Sunday Morning movie critic David Edelstein says Will Ferrell excels in idiotically inspired movies. His latest, "Blades of Glory," continues in this vein.

Will Ferrell is the only graduate of "Saturday Night Live" to hit the motherlode in movies and not act as if he's bigger than his material.

Maybe he's not: He doesn't have Mike Myers's genius for transformation. He doesn't ply his neuroses as bravely as Adam Sandler. But I'd rather see Ferrell; there's a sweetness to his alter egos I find downright moving in an age in which too many screen clowns are jerks and putdown artists.

In "Anchorman," "Talledega Nights," and now "Blades of Glory," Ferrell plays macho fools. Yet out of that foolishness he somehow makes a kind of poetry.

The first of his anti-macho trilogy, "Anchorman," is a goof on the days when helmet-haired anchors were the pinnacles of manliness. The movie is about a sexist dinosaur getting his feminist comeuppance, but it's also about pushing the comedy envelope. The jokes are so wild the movie hurtles past the sophomoric, past the idiotic, into the surreal.

Click here to see photos from the "Blades Of Glory" Premiere.
"Talledega Nights" is even more idiotically inspired: a parody of go-for-it movies with a NASCAR-racing hero so childlike he insists on praying to Baby Jesus. The heart of the film is his loaded relationship with his sidekick, the hangdog John C. Reilly, who steals Ferrell's trophy wife, then feels like he betrayed his real significant other. Sasha Baron Cohen's prim gay French Existentialist car-racer adds ten exclamation points to all the little digs at American machismo.

In "Blades of Glory," Ferrell plays figure skater Chazz Michael Michaels — a sex-obsessed galoot. It's in stark contrast to his girlish rival, Jimmy MacElroy, played by "Napoleon Dynamite"'s Jon Heder. Of course, the brute and the femme are forced to team up in a pairs skating category normally reserved for men and women. It could be a parody of that guilty-pleasure hetero romance, "The Cutting Edge."

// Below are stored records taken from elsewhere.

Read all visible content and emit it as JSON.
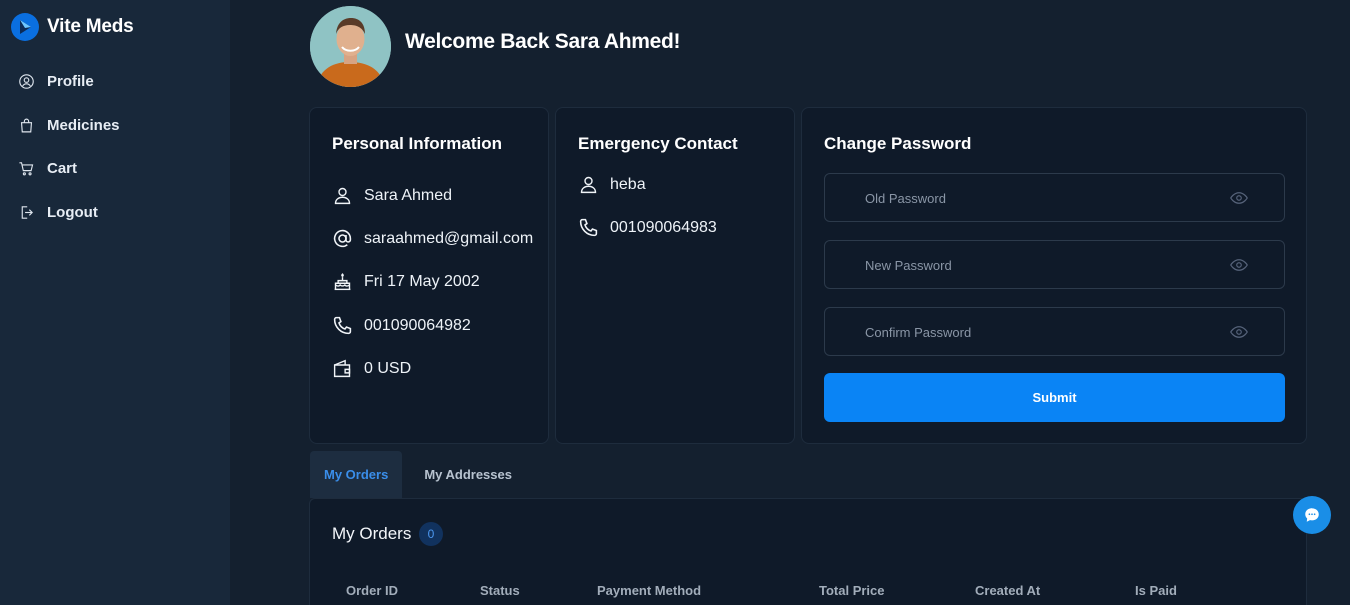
{
  "brand": {
    "name": "Vite Meds",
    "logo_icon": "vite-meds-logo"
  },
  "sidebar": {
    "items": [
      {
        "label": "Profile",
        "icon": "user-circle-icon"
      },
      {
        "label": "Medicines",
        "icon": "shopping-bag-icon"
      },
      {
        "label": "Cart",
        "icon": "cart-icon"
      },
      {
        "label": "Logout",
        "icon": "logout-icon"
      }
    ]
  },
  "header": {
    "welcome": "Welcome Back Sara Ahmed!"
  },
  "personal": {
    "title": "Personal Information",
    "name": "Sara Ahmed",
    "email": "saraahmed@gmail.com",
    "birthday": "Fri 17 May 2002",
    "phone": "001090064982",
    "wallet": "0 USD"
  },
  "emergency": {
    "title": "Emergency Contact",
    "name": "heba",
    "phone": "001090064983"
  },
  "password": {
    "title": "Change Password",
    "old_placeholder": "Old Password",
    "new_placeholder": "New Password",
    "confirm_placeholder": "Confirm Password",
    "submit_label": "Submit"
  },
  "tabs": [
    {
      "label": "My Orders",
      "active": true
    },
    {
      "label": "My Addresses",
      "active": false
    }
  ],
  "orders": {
    "title": "My Orders",
    "count": "0",
    "columns": [
      "Order ID",
      "Status",
      "Payment Method",
      "Total Price",
      "Created At",
      "Is Paid"
    ]
  },
  "colors": {
    "background": "#14202f",
    "sidebar": "#18283a",
    "card": "#0f1a29",
    "accent": "#0a84f5",
    "active_tab_text": "#3a8eea"
  }
}
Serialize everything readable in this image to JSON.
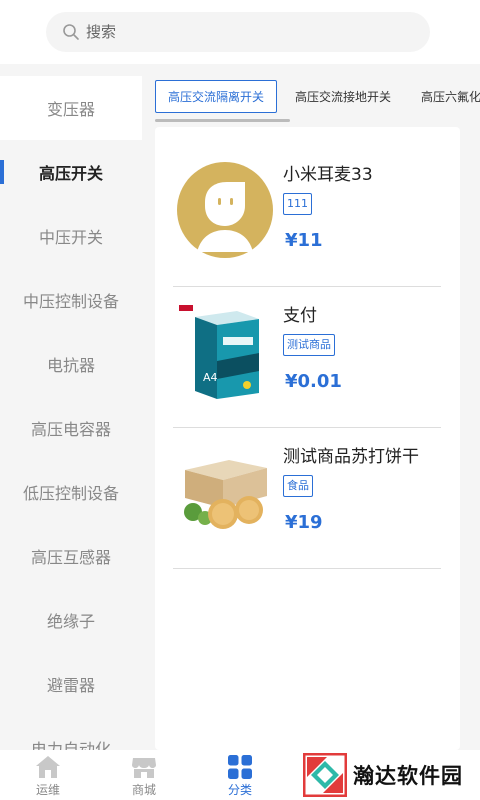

"Blades of Glory" is more conventional than Ferrell's other parodies; it wasn't directed by Ferrell's longtime collaborator, Adam McKay. But it's loads of fun anyway, and the straighter it's played, the more hilarious. Can each man overcome his revulsion to touching or being touched by another dude? The implication is that only real men can.

The skating is phenomenal. It really looks as if Ferrell and Heder are Olympic-worthy stylists: back-to-back, belly-to-belly, pelvis-to-pelvis. Huzzah for Will Farrell! He deconstructs — even explodes — the paradigm of American masculinity, yet so tenderly you could mistake it for an ode to innocence.